Parks Budget Parks Commission chair Kerry Galeaz said the budget is down from last year. He said the budget is for basic operations at the park with a couple of minor items.

Reggie asked where the kiosks are. Mr. Galeaz said they are in the final stages of design. He said the Selectmen and Historical Society have reviewed them, and the kiosks should be installed by this coming summer. A short discussion followed.

Hubene asked about the Leave No Trace expense. Mr. Galeaz said they had to become a member to use the logo and the phrase on the signs, as it is copyrighted. He explained what the organization does and the benefits of belonging.

Reggie asked about the price of the new road into Bloomfield Park . Mr. Galeaz said it was around $10,000, and explained the project. Reggie asked about cutting the brush in the front part of the park. Mr. Galeaz confirmed that the dead trees and small undergrowth were cleaned up. He said they are working to create a walking path on the 2-acres the town owns. He said easements have been executed with neighboring property owners for hiking trails. Reggie cautioned that the old pine trees are dying out and asked how much the Parks Commission was going to leave. Mr. Galeaz said they plan to leave quite a bit and a short discussion followed.

Kathy asked about the pet waste center. Mr. Galeaz explained that there is a problem with dog droppings in the picnic area of Lamoine Beach Park . He said this would be a separate receptacle and explained how it would work. Reggie said the public won't use such a receptacle.

Capital Projects

Fire Truck Merle said the $25,000 had been plugged into the fire truck reserve line. There was a discussion on the best method of paying for a new brush truck, and how much one would cost. The Committee would like an estimate on the cost from the fire chief.

Copier/Computer There was a brief discussion on a new photocopier, the age of the current one, and a memory upgrade for the Clerk's computer.

Land Conservation Fund Lynda Tadema-Wielandt said the fund was started in 2006 and approved at town meeting, and has been in existence for the past two years. She said they're requesting another $1,000 this year. She said donations are being accepted, and they got some the 1 st year, but none so far this year. She said the purpose was to set up a reserve so that when land becomes available and is considered worthy of preservation, there might be a fund to draw from. She said the priority was that any purchase would be to have open access to all people, and that shore access, historic land, and scenic landmarks have preference. It was noted that the budget spreadsheet showed no funds expended in this area the past two year. Stu said he could fix that.

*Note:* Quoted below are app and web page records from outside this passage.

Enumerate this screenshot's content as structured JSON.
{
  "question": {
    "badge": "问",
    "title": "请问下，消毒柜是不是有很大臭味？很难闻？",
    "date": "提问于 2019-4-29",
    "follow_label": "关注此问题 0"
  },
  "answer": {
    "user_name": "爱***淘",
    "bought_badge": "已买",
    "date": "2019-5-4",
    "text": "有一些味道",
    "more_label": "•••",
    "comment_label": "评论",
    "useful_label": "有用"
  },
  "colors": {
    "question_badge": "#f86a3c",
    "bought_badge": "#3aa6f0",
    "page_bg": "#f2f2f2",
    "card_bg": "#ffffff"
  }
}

Outhouse at Transfer Station Henry asked how much rental is for the porta-potty. Stu said about $1,100/year. A short discussion followed in regard to the short payback period for an outhouse.

Revaluation There was no discussion about the addition to the revaluation fund.

Town Hall Renovations Vault Stu noted he pulled this out of the budget given the economic situation. There was a discussion about shelving and humidity control in the vault.

Revenues Henry said there probably would be no school budget available until at least April. A short discussion followed.

Stu said he was budgeting revenues pessimistically given the economic situation. He outlined his thinking on surplus use, investment interest, and excise tax.

It was noted that the bottom line town valuation line was lower than the current fiscal year. Stu said he would adjust that on the spreadsheet.

Hubene asked if the budget committee could ask each department to cut its budget by 10-percent. Henry said he was not sure that would be prudent. He said the problem appears to be less non property tax revenue. Merle noted the proposed town budget is down from last year. A short discussion followed on the budget impact.

Next Meeting The committee plans to meet next on January 5, 2008 at 7PM. There was a discussion about school consolidation.

There being no further business, the meeting adjourned at 9:14 PM.

Respectfully submitted,

Stu Marckoon, Secretary